[Task inputs]:

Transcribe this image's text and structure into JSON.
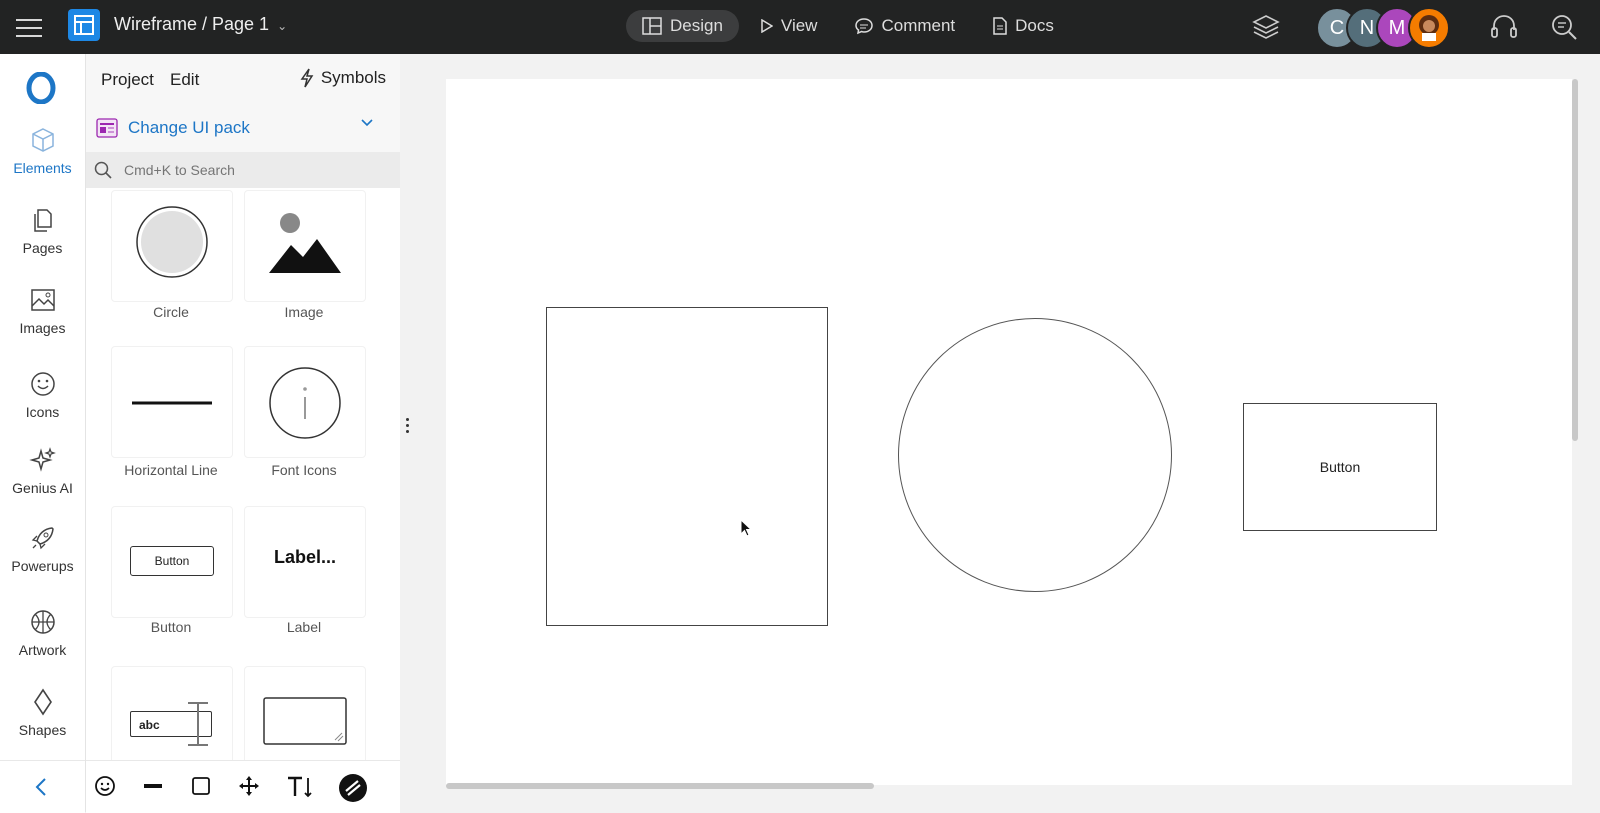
{
  "header": {
    "doc_title": "Wireframe / Page 1",
    "modes": [
      {
        "label": "Design",
        "icon": "layout-icon",
        "active": true
      },
      {
        "label": "View",
        "icon": "play-icon"
      },
      {
        "label": "Comment",
        "icon": "comment-icon"
      },
      {
        "label": "Docs",
        "icon": "doc-icon"
      }
    ],
    "avatars": [
      {
        "initial": "C",
        "color": "#78909c"
      },
      {
        "initial": "N",
        "color": "#546e7a"
      },
      {
        "initial": "M",
        "color": "#ab47bc"
      },
      {
        "initial": "",
        "color": "#f57c00"
      }
    ]
  },
  "rail": {
    "items": [
      {
        "label": "Elements",
        "icon": "cube-icon",
        "active": true
      },
      {
        "label": "Pages",
        "icon": "pages-icon"
      },
      {
        "label": "Images",
        "icon": "image-icon"
      },
      {
        "label": "Icons",
        "icon": "smiley-icon"
      },
      {
        "label": "Genius AI",
        "icon": "sparkle-icon"
      },
      {
        "label": "Powerups",
        "icon": "rocket-icon"
      },
      {
        "label": "Artwork",
        "icon": "globe-icon"
      },
      {
        "label": "Shapes",
        "icon": "diamond-icon"
      }
    ]
  },
  "panel": {
    "tab_project": "Project",
    "tab_edit": "Edit",
    "symbols": "Symbols",
    "ui_pack": "Change UI pack",
    "search_placeholder": "Cmd+K to Search",
    "tiles": [
      {
        "label": "Circle"
      },
      {
        "label": "Image"
      },
      {
        "label": "Horizontal Line"
      },
      {
        "label": "Font Icons"
      },
      {
        "label": "Button",
        "preview_text": "Button"
      },
      {
        "label": "Label",
        "preview_text": "Label..."
      },
      {
        "label": "",
        "preview_text": "abc"
      },
      {
        "label": ""
      }
    ]
  },
  "canvas": {
    "button_label": "Button"
  },
  "colors": {
    "accent": "#1d76c6",
    "topbar": "#222323"
  }
}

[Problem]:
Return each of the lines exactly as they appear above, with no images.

[Response to this exercise]:
Transcribe this image's text and structure into JSON.
{
  "header": {
    "doc_title": "Wireframe / Page 1",
    "modes": [
      {
        "label": "Design",
        "icon": "layout-icon",
        "active": true
      },
      {
        "label": "View",
        "icon": "play-icon"
      },
      {
        "label": "Comment",
        "icon": "comment-icon"
      },
      {
        "label": "Docs",
        "icon": "doc-icon"
      }
    ],
    "avatars": [
      {
        "initial": "C",
        "color": "#78909c"
      },
      {
        "initial": "N",
        "color": "#546e7a"
      },
      {
        "initial": "M",
        "color": "#ab47bc"
      },
      {
        "initial": "",
        "color": "#f57c00"
      }
    ]
  },
  "rail": {
    "items": [
      {
        "label": "Elements",
        "icon": "cube-icon",
        "active": true
      },
      {
        "label": "Pages",
        "icon": "pages-icon"
      },
      {
        "label": "Images",
        "icon": "image-icon"
      },
      {
        "label": "Icons",
        "icon": "smiley-icon"
      },
      {
        "label": "Genius AI",
        "icon": "sparkle-icon"
      },
      {
        "label": "Powerups",
        "icon": "rocket-icon"
      },
      {
        "label": "Artwork",
        "icon": "globe-icon"
      },
      {
        "label": "Shapes",
        "icon": "diamond-icon"
      }
    ]
  },
  "panel": {
    "tab_project": "Project",
    "tab_edit": "Edit",
    "symbols": "Symbols",
    "ui_pack": "Change UI pack",
    "search_placeholder": "Cmd+K to Search",
    "tiles": [
      {
        "label": "Circle"
      },
      {
        "label": "Image"
      },
      {
        "label": "Horizontal Line"
      },
      {
        "label": "Font Icons"
      },
      {
        "label": "Button",
        "preview_text": "Button"
      },
      {
        "label": "Label",
        "preview_text": "Label..."
      },
      {
        "label": "",
        "preview_text": "abc"
      },
      {
        "label": ""
      }
    ]
  },
  "canvas": {
    "button_label": "Button"
  },
  "colors": {
    "accent": "#1d76c6",
    "topbar": "#222323"
  }
}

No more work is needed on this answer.